Jan-Melissa Schramm joined CRASSH as Deputy Director in October 2017. She is a University Lecturer in Nineteenth-Century Literature and a Fellow and Director of Studies in English at Trinity Hall. She practised as a lawyer in Australia before undertaking doctoral research in the Faculty of English here in Cambridge. Since finishing her PhD, she held firstly a Junior Research Fellowship and then a College Lectureship, before taking up her current University Lectureship. She also held the Crausaz-Wordsworth Fellowship at CRASSH in 2011-2012.

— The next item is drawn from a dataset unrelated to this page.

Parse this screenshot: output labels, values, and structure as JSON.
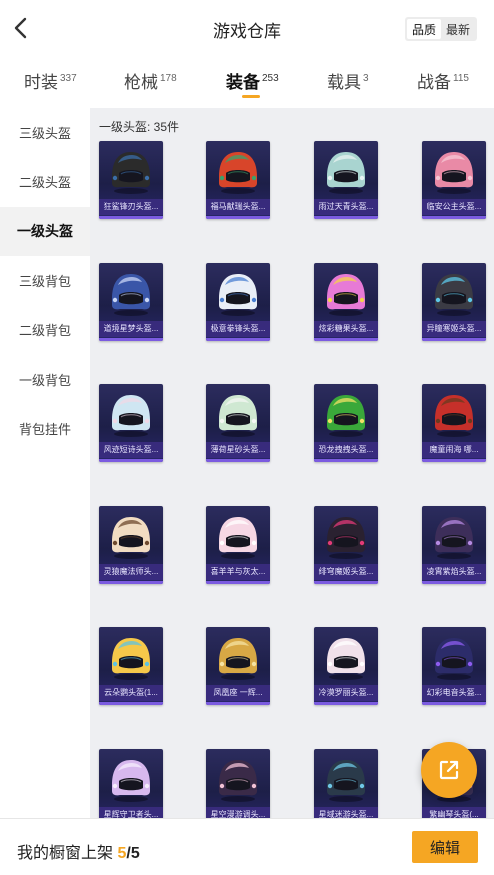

Jan works on eighteenth- and nineteenth-century literature, with a particular interest in authors whose writings engage intensely with law and the rhetoric of empiricism (especially Henry Fielding, William Godwin, Charles Dickens, and George Eliot); literature and theology (especially ideas of atonement, reconciliation, sacrifice, and the role played by mercy and forgiveness in public life); legal history, the law of evidence and professional ethics; Victorian jurisprudence (ideas of equity and equitability; institutional reform; penal policy; the tension between the rule of law and the martial force of empire); literary representations of Chartism, Chartist poetry, and mid-Victorian socialist thought; theatre history, religious drama and censorship.
Jan's publications include Testimony and Advocacy in Victorian Law, Literature, and Theology (CUP, 2000) and Atonement and Self-Sacrifice in Nineteenth-Century Narrative (CUP, 2012). Her next book will be titled Censorship, Dramatic Form, and the Representation of the Sacred in Nineteenth-Century England and she is currently engaged on a a study of what happened to the language of ‘rights’ in Britain in the post-French-revolutionary period, with the working title of ‘Nineteenth-Century Experiments in the Rule of Law.’. She is also Co-General Editor, with Professor Christopher Ricks, of the 11-volume edition of the Selected Works of the Victorian jurist James Fitzjames Stephen for OUP.